Early on, the scientists hit upon the idea of tethering a cytidine deaminase to a dCas9 to catalyze the conversion of cytosine to uracil, but they also predicted two complications.
The first was that it would lose the specificity that makes CRISPR/Cas9 so useful. "If you simply tether the enzymes, that fusion can operate on dozens of bases of DNA near the Cas9 binding site," Liu said. He pointed to a recently published paper that illustrated the problem, where DNA methyltransferases tethered to dCas9 would methylate bases in a 35 base-pair window.
To overcome this, Liu's lab looked at cytidine deaminases that would only work on single-stranded DNA. When the Cas9-guide RNA complex binds to its genomic target, it unzips a portion of the DNA. While much of the non-target strand gets fixed to the Cas9 enzyme, there's a small section on the non-target strand near the PAM recognition site that doesn't, which is approximately 11 base pairs long.

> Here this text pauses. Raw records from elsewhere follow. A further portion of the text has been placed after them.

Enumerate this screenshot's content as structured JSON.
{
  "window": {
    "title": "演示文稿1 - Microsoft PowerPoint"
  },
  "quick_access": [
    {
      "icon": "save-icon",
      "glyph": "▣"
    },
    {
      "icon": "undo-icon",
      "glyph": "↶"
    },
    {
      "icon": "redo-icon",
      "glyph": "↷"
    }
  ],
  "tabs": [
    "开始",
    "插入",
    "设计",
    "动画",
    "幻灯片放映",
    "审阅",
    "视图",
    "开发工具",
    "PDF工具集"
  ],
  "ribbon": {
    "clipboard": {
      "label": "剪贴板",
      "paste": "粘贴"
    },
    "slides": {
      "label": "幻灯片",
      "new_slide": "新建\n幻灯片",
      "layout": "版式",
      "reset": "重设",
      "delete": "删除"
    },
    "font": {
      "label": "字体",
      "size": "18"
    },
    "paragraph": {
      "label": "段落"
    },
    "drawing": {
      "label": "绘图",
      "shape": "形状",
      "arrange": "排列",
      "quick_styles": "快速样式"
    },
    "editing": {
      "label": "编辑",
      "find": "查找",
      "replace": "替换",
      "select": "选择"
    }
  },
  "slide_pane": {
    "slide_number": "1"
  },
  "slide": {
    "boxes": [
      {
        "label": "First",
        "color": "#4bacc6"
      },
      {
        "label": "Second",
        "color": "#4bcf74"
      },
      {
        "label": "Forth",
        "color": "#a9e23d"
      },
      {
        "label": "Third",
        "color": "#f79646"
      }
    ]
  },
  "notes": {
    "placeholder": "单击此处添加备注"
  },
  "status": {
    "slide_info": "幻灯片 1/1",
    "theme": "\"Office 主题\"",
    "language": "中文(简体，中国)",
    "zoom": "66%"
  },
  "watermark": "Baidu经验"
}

Because it's the only single-stranded section of DNA available to the protein fusion, the enzyme's effects are limited to that portion. "Our idea was to perform direct chemical surgery within that bubble of single-stranded DNA," Liu said. "That way it doesn't just edit dozens of DNA bases, which would make for a not-so-useful editor."

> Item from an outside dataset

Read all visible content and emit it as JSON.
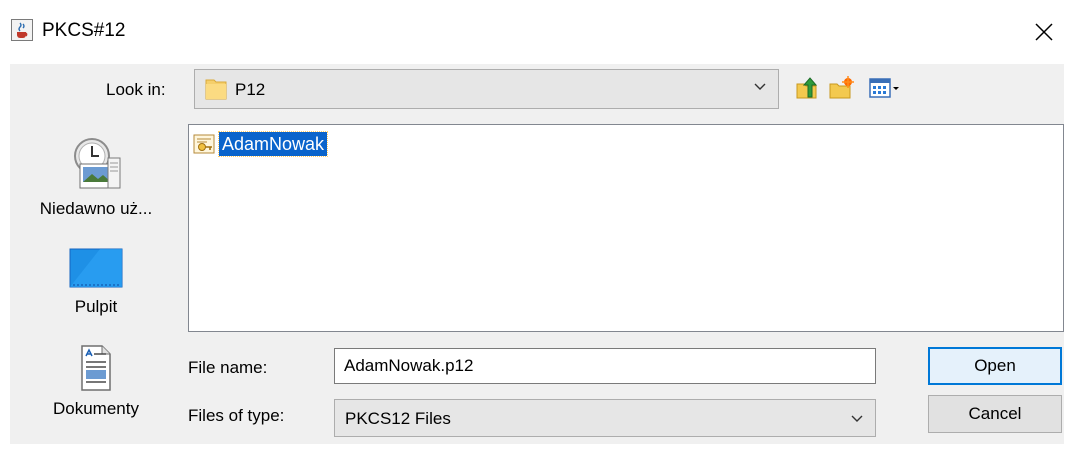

Liu's team hypothesized that the cytidine deaminase could work in that window. By tinkering with the length of the enzyme linker, they were able to restrict the window of the cytosine deaminase to about three to six bases from the Cas9 binding site.

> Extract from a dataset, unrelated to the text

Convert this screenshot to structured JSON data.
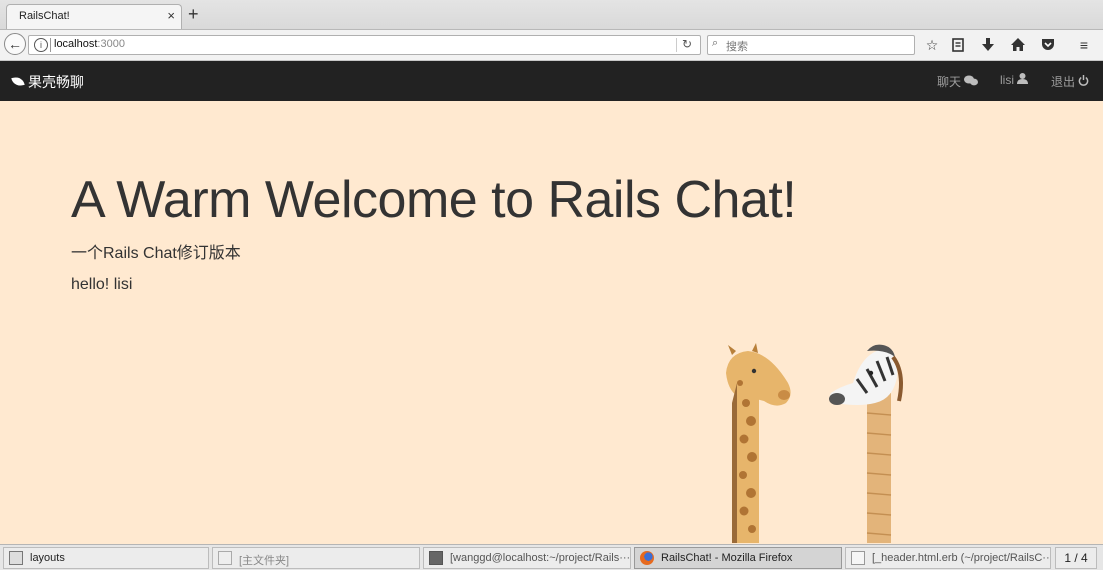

The other concern about the approach was that it would be inefficient. Moving the dCas9-cytidine deaminase fusion into cells resulted in a tenfold decrease in efficiency, Liu said. "The DNA repair response will fight the change you just made," specifically a uracil-guanine mismatch.
Liu's lab also used Cas9 fusions to manipulate the cell's base excision repair and mismatch repair pathways, turning that into a bonus. For this, they fused a uracil glycosylase inhibitor to a Cas9 nickase targeting the non-edited strand, which helped the repair mechanism favor excising the guanine instead and replace it with an adenine.
C to T and G to A are only two of the possible changes, but they open a world of possibility for people interested in studying the diseases. "With just those two [base changes], we can reverse disease-associated mutations in cells and study them, helping to pave the way to potential future human therapeutics," Liu said.
In the paper the researchers reversed a mutation in APOE4 that is associated with Alzheimer's disease and cardiovascular disease, as well as a mutation in p53, which is strongly associated with several cancers.
"There are hundreds to thousands, depending on the criteria of the genetic disease, for which C to T or G to A can undo the mutation," Liu said.
The next step for Liu is to find ways to induce the other base substitutions. His lab is exploring both enzymatic and chemical catalysts. So far, Liu's been pleased with his progress.
"We are working on the development of other base editors, but it's too early to describe them at this point," he said.